Saudi Arabia introduces ‘decency’ rules for tourists
RIYADH: The Arab kingdom has identified 19 offenses against decency that will be punishable with a fine. The code of conduct comes as the country begins offering tourist visas for the first time.
Saudi Arabian women on the street
Saudi Arabia has said it will impose fines on tourists for violations of “public decency,” the Interior Ministry announced Saturday.
The new code of conduct lists 19 different offenses that include dressing immodestly, public displays of affection, taking photos of others without their permission, spitting, littering and playing music at prayer time. Fines can range between 50 and 6,000 riyals ($13/€12 to $1,600/€1,500).
The announcement comes a day after the ultraconservative Islamic country launched a visa system that allows citizens from 49 countries to apply for travel visas to the kingdom.
“The regulations are meant to ensure that visitors and tourists in the kingdom are aware of the law relating to public behavior so that they comply with it,” said the government Center for International Communication in a statement.
Female tourists are expected to cover their shoulders and knees.
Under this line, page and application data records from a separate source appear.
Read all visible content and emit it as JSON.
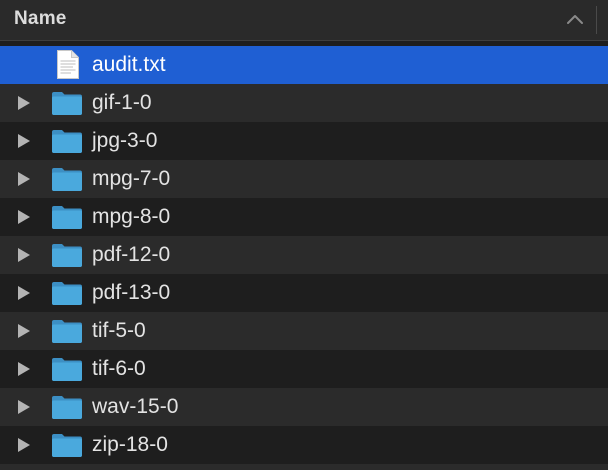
{
  "header": {
    "name_label": "Name",
    "sort_icon": "chevron-up-icon"
  },
  "colors": {
    "background": "#1e1e1e",
    "stripe": "#2b2b2b",
    "selection": "#1f5fd3",
    "folder": "#4aa9dd",
    "text": "#e3e3e3"
  },
  "items": [
    {
      "label": "audit.txt",
      "kind": "file",
      "icon": "text-file-icon",
      "selected": true
    },
    {
      "label": "gif-1-0",
      "kind": "folder",
      "icon": "folder-icon",
      "selected": false
    },
    {
      "label": "jpg-3-0",
      "kind": "folder",
      "icon": "folder-icon",
      "selected": false
    },
    {
      "label": "mpg-7-0",
      "kind": "folder",
      "icon": "folder-icon",
      "selected": false
    },
    {
      "label": "mpg-8-0",
      "kind": "folder",
      "icon": "folder-icon",
      "selected": false
    },
    {
      "label": "pdf-12-0",
      "kind": "folder",
      "icon": "folder-icon",
      "selected": false
    },
    {
      "label": "pdf-13-0",
      "kind": "folder",
      "icon": "folder-icon",
      "selected": false
    },
    {
      "label": "tif-5-0",
      "kind": "folder",
      "icon": "folder-icon",
      "selected": false
    },
    {
      "label": "tif-6-0",
      "kind": "folder",
      "icon": "folder-icon",
      "selected": false
    },
    {
      "label": "wav-15-0",
      "kind": "folder",
      "icon": "folder-icon",
      "selected": false
    },
    {
      "label": "zip-18-0",
      "kind": "folder",
      "icon": "folder-icon",
      "selected": false
    }
  ]
}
However, they will not be required to cover their hair or wear abayas, the long, black robes that Saudi women are required to wear.
Enforcing the law
The job of monitoring for violations and imposing fines will fall to the Saudi police force and not the country’s religious anti-vice squads, who have grown less powerful in recent years. The squads, called mutawa, were previously responsible for enforcing religious laws like bans on music, alcohol and gender mixing, or ensuring that people prayed five times a day as Muslim teachings instruct.
Since ascending to power in 2017, controversial Crown Prince Mohammed bin Salman has relaxed many of Saudi Arabia’s ultraconservative laws and reduced the influence of the mutawa. The move is part of a gradual plan to open Saudi Arabia up to the rest of the world and reduce the economy’s dependence on oil.
The monarchy hopes that by embracing holiday travel, tourism will grow from 3% to 10% of GDP by 2030. In the past, Saudi Arabia only granted travel visas for short-term business trips or religious pilgrimages to the holy sites in Mecca and Medina.
While young Saudis have embraced the new relaxed social norms, foreign holidaymakers may have a harder time looking past practices that are still extreme relative to most countries, like the ban on alcohol and hostility to socializing between the genders.